Where the string "down" shows up in a line of the records, copy that line.

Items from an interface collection
——————

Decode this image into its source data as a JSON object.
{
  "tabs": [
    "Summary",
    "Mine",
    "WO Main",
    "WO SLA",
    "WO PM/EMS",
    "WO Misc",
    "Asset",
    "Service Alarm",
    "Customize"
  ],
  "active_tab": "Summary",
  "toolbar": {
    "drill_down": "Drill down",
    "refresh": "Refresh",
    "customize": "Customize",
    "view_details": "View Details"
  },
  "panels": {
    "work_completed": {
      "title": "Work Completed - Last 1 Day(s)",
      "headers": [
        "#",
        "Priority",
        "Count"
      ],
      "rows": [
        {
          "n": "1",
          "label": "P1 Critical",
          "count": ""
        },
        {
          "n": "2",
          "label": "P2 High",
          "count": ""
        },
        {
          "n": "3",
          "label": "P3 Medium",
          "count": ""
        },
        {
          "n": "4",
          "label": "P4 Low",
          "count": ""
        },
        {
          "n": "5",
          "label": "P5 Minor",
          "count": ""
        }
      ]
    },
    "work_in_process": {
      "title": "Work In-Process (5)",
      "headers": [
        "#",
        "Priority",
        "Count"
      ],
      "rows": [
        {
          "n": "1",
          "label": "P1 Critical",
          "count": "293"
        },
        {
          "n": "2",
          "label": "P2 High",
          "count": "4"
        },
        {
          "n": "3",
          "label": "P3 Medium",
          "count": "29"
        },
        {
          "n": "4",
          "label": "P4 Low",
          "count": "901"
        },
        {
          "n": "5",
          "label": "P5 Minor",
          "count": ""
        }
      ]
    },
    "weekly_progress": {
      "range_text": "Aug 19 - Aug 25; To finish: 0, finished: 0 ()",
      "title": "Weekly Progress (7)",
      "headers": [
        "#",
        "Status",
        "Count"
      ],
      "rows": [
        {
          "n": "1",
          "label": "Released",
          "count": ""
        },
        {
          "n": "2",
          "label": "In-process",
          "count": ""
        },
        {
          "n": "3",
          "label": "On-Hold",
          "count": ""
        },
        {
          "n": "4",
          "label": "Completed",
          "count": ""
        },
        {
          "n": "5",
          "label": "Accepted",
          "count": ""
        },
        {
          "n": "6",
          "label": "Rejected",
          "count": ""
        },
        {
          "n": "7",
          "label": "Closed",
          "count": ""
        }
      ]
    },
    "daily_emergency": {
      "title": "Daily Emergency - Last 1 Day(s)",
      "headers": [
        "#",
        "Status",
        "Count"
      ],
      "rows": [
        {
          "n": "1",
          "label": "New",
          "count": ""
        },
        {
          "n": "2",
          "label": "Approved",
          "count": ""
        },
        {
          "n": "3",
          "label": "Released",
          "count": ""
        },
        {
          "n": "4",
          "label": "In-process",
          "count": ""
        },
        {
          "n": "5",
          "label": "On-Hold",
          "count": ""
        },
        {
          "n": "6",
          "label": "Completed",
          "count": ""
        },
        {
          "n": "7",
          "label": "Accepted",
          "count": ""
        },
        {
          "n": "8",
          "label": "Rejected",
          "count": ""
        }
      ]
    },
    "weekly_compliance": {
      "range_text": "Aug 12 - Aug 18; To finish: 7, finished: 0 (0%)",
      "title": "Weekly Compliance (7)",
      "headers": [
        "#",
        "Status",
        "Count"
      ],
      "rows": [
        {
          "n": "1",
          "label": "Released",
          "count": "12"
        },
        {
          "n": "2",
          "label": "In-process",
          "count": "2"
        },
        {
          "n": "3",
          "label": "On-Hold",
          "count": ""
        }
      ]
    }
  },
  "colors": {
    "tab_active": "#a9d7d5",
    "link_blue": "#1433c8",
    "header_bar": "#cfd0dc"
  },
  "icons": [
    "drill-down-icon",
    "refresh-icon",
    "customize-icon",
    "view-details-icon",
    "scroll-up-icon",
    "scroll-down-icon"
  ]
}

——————

__Reply to the task__.
    "drill_down": "Drill down",
    "drill-down-icon",
    "scroll-down-icon"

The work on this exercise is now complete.